Please print, word for word, every line from the one that contains "Extract the structured" through the last line of the records, and nothing else.

BEGIN Source records

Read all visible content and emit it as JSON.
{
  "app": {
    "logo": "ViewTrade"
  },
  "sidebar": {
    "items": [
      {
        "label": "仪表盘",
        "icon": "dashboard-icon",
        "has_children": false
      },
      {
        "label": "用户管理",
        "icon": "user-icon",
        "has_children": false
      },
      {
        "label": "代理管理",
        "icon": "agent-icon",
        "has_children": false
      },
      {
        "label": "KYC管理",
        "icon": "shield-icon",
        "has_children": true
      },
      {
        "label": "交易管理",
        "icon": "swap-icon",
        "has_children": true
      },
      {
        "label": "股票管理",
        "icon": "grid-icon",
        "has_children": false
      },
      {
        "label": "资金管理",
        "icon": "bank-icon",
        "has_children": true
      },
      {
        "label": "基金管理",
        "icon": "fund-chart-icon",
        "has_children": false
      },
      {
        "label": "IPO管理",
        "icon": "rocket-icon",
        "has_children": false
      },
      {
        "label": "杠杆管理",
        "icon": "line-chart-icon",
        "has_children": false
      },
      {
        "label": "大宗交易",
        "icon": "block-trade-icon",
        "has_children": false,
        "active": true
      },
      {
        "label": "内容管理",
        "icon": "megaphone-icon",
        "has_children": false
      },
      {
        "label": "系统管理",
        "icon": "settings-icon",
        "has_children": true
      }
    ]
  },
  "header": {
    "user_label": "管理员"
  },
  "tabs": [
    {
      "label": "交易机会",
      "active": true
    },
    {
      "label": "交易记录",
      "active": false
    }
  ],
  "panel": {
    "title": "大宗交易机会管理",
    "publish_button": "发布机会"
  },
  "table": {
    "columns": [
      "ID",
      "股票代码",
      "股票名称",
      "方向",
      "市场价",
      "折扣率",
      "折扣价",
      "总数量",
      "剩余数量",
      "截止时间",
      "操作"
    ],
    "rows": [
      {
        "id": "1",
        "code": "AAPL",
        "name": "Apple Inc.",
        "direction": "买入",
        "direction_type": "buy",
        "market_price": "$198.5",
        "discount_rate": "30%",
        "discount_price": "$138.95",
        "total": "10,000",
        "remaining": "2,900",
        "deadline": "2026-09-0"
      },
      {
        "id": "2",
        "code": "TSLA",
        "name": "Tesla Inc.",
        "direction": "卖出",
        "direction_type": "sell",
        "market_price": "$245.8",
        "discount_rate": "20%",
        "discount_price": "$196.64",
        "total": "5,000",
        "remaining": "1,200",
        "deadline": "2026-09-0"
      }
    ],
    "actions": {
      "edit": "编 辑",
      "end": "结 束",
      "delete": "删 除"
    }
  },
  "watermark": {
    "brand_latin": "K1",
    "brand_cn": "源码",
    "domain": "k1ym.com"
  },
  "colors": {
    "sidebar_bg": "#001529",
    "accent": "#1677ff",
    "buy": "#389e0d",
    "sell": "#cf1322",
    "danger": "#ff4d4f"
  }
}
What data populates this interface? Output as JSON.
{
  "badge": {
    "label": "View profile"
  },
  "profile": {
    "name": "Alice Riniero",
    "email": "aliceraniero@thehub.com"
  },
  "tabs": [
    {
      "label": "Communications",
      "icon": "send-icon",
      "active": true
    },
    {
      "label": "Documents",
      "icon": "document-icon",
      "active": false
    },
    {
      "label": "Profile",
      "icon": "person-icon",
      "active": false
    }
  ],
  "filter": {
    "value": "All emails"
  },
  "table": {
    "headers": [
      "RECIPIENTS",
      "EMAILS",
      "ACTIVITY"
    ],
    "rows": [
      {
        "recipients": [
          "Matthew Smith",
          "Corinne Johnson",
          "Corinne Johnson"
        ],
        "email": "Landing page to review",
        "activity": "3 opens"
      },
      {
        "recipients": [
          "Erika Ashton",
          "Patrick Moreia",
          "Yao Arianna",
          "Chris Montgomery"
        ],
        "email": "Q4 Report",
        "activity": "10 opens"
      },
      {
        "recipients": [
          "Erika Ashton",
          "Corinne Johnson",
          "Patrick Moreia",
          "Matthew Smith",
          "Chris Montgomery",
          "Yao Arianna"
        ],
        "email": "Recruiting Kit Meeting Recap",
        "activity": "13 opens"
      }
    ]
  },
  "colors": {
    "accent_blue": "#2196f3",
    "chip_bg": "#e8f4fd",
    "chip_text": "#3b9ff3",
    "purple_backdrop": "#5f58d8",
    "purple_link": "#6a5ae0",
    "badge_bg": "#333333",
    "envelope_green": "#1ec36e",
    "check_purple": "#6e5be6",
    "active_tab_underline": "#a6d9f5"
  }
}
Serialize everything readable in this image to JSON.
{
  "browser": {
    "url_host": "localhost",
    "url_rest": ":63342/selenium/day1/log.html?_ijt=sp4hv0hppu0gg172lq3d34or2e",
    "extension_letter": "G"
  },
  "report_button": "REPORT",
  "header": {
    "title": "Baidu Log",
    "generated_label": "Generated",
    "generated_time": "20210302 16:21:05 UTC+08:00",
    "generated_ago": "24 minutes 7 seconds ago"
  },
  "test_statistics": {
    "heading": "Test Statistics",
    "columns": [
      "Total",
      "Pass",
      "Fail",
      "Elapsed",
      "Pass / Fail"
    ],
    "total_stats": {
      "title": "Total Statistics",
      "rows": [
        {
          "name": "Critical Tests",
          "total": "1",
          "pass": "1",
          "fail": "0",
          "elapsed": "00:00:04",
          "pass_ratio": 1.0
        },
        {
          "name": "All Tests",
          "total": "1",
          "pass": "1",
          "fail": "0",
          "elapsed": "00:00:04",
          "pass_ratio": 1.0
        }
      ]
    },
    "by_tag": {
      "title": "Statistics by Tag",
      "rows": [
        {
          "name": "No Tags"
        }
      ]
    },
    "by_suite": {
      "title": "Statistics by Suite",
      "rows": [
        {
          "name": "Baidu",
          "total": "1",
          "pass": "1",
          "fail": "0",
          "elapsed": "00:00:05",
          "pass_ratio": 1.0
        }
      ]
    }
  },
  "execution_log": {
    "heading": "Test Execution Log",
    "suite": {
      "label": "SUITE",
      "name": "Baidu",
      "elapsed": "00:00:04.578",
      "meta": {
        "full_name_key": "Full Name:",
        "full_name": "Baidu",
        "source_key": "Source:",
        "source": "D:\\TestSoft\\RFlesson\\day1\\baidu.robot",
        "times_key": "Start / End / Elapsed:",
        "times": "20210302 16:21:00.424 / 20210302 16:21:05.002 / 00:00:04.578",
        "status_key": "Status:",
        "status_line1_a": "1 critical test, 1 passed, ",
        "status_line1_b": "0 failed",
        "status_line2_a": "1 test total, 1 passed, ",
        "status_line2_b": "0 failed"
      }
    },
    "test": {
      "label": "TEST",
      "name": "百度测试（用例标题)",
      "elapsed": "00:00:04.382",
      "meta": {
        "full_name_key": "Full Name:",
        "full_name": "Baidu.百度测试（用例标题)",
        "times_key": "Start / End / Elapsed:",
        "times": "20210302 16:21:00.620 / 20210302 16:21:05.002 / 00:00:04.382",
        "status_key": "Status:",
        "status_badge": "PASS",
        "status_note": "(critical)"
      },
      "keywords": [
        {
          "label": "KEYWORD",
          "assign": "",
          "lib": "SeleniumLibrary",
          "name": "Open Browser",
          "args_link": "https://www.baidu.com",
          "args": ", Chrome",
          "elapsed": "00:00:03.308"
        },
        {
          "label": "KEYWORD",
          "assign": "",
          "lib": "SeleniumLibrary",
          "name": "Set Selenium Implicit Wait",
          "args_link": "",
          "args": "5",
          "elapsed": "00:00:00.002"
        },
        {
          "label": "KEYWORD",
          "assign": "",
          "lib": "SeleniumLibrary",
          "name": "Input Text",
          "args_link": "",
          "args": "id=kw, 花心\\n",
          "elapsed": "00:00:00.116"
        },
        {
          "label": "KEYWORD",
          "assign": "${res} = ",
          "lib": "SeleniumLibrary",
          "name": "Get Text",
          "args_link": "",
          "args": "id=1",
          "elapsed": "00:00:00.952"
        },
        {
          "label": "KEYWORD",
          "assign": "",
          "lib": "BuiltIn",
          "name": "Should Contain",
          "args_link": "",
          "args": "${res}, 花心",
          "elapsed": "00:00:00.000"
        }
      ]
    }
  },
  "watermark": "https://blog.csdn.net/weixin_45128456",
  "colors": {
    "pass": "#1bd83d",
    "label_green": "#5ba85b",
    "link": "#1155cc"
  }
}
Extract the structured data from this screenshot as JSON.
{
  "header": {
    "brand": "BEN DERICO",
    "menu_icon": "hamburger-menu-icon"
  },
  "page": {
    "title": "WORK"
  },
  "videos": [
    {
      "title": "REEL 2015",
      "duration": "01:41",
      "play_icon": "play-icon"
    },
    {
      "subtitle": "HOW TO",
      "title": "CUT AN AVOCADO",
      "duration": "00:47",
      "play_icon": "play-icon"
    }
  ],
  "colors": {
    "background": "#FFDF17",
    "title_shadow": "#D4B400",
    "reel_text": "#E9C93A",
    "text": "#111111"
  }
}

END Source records

▶ Output of the exercise:
Extract the structured data from this screenshot as JSON.
{
  "header": {
    "brand": "BEN DERICO",
    "menu_icon": "hamburger-menu-icon"
  },
  "page": {
    "title": "WORK"
  },
  "videos": [
    {
      "title": "REEL 2015",
      "duration": "01:41",
      "play_icon": "play-icon"
    },
    {
      "subtitle": "HOW TO",
      "title": "CUT AN AVOCADO",
      "duration": "00:47",
      "play_icon": "play-icon"
    }
  ],
  "colors": {
    "background": "#FFDF17",
    "title_shadow": "#D4B400",
    "reel_text": "#E9C93A",
    "text": "#111111"
  }
}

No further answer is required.